In place of the gravel voiced, veteran super spy you usually play in these games, the hero here is John Vattic. He’s a bookish professor who’s made a career out of debunking psychic phenomena who turns out to be, to his surprised disbelief, a gifted psychic in his own right.
Vattic doesn’t use any fancy radar system or light meter to get his sneak on, relying instead on a selection of mental powers. Why bother with all those high-tech toys when you have the power to cloud men’s minds, walking by unseen? If you thought sneaking up behind a guard to take him out with a stealth kill was fun, wait until you possess his mind and force him to shoot up his buddies and then walk off a balcony. Of course, if you prefer the old fashioned, hands-on method, you always have that option as well.
That kind of flexibility is one of Second Sight’s strengths. A stealth game at heart, you can get through most of the game with very little true stealth if that is your preference. There’s plenty of firepower on hand if you choose to go in guns blazing and your psionic powers offer some pretty powerful, not to mention entertaining, options as well. You won’t get through the game without using all three elements at different times, but there is definitely plenty of flexibility for the player to rely on their favorite method of problem solving throughout most of the game.
The presentation is high quality, if a step below the best of what’s out there. The game appears to use a slightly tweaked version of the TimeSplitters 2 engine, which is by no means a bad thing. The animation is smooth, everything is cleanly rendered and nicely detailed, the lighting and effects are well done, and there are basically no graphical anomalies. Cut scenes are all rendered in-engine and feature excellent lip-synching. The art style is also similar to TimeSplitters, but with a slightly less exaggerated, more serious edge. It has a unique look that’s reminiscent of old animation, like Johnny Quest, crossed with contemporary videogames. It’s different, but it works well.

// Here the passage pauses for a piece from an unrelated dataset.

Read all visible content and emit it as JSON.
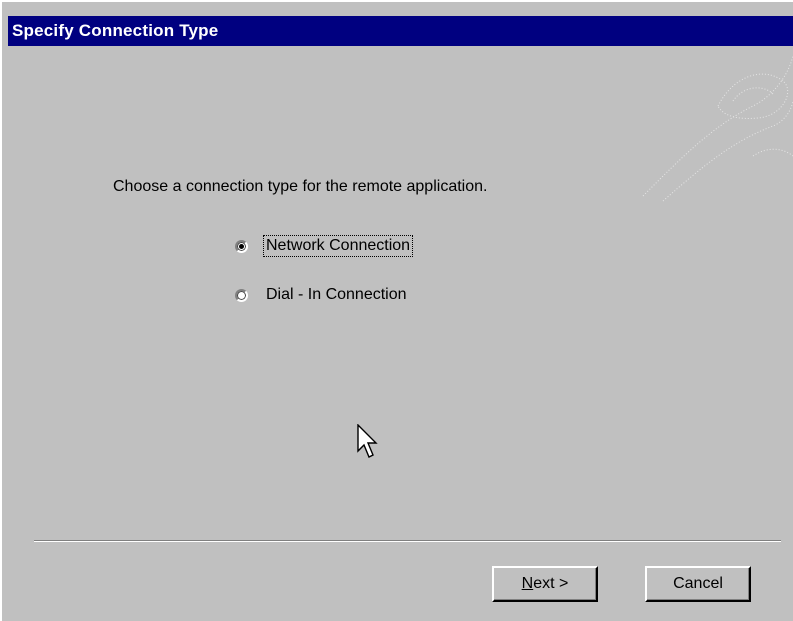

The story and script are on the level of a really first rate B-movie or a good X-Files episode, which means that this is one of the best stories I’ve seen in a videogame. In a genre where the highlights are the incoherent, preachy and convoluted ramblings of the Metal Gear series and the dry, sterile, by-the-numbers Clancy-isms of Splinter Cell, this is a welcome surprise and one of the game’s strongest features. The story held some interesting twists and brought to mind some of Philip K. Dick’s work, which is high praise indeed. The voice acting is good enough to convey the story and the rest of the sound design and music is solid but unremarkable.
The controls are smooth and well implemented, with nearly every button on the controller used. Unfortunately, the default control scheme is the only option but considerable thought went into it and it shouldn’t offer most gamers any trouble. The camera is functional, but like most third person cameras, can be annoying at times.

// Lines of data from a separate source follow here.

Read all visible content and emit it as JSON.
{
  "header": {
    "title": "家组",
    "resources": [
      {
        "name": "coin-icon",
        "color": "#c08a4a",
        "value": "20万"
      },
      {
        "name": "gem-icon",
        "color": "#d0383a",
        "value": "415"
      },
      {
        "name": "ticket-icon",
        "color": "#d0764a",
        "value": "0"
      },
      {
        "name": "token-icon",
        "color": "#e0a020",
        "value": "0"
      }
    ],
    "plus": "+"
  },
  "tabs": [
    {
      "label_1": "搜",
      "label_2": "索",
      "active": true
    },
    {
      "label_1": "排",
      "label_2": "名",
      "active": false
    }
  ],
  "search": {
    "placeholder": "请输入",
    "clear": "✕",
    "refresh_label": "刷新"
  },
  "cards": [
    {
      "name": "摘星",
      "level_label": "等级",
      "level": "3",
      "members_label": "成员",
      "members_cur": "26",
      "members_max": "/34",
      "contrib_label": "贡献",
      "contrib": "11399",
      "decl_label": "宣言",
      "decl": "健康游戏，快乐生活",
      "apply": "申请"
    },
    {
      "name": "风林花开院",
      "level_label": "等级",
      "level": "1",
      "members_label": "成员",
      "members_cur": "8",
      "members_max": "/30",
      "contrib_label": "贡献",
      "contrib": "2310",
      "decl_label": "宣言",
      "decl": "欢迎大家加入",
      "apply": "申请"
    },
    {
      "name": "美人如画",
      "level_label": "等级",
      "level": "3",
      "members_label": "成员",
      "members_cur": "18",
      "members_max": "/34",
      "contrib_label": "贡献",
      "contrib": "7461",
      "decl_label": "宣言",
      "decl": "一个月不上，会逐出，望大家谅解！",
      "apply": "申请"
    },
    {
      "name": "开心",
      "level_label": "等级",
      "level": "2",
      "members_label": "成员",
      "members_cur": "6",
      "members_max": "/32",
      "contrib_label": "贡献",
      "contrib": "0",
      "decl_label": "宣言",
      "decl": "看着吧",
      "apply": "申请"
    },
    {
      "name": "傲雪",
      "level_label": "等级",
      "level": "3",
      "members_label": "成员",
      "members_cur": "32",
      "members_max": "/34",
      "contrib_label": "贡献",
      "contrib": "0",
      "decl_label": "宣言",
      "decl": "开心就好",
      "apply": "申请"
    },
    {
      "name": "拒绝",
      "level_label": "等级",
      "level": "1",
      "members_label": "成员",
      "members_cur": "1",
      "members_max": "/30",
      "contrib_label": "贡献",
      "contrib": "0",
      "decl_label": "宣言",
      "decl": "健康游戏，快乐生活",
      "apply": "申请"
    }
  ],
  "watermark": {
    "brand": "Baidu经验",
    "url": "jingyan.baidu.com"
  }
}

Throughout the game there are lots of little touches that show the care that was put into the game. There is a lot of background information scattered around that can be ignored if you don’t care or perused carefully if you are interested. If you take time to listen you will hear any number of odd and amusing lines from different characters in the game. These have essentially nothing to do with the story but add something intangible to the experience. A number of relevant and not-so-relevant statistics are gathered and stored and there’s even a mini-game hidden in there for you to find. These kinds of flourishes are familiar to players of other Free Radical games and, as always, are a welcome touch.
What you have here is a combination of solid elements into a cohesive and appealing whole. It’s a worthwhile purchase or rental for fans of the stealth action genre or those that enjoy a good story in their games. Particularly impressive is the fact that this is Free Radical’s first foray outside of the first-person shooter genre. Sitting just a step below the definitive titles in the genre and surpassing them in several aspects, this game marks Free Radical as a developer of considerable promise.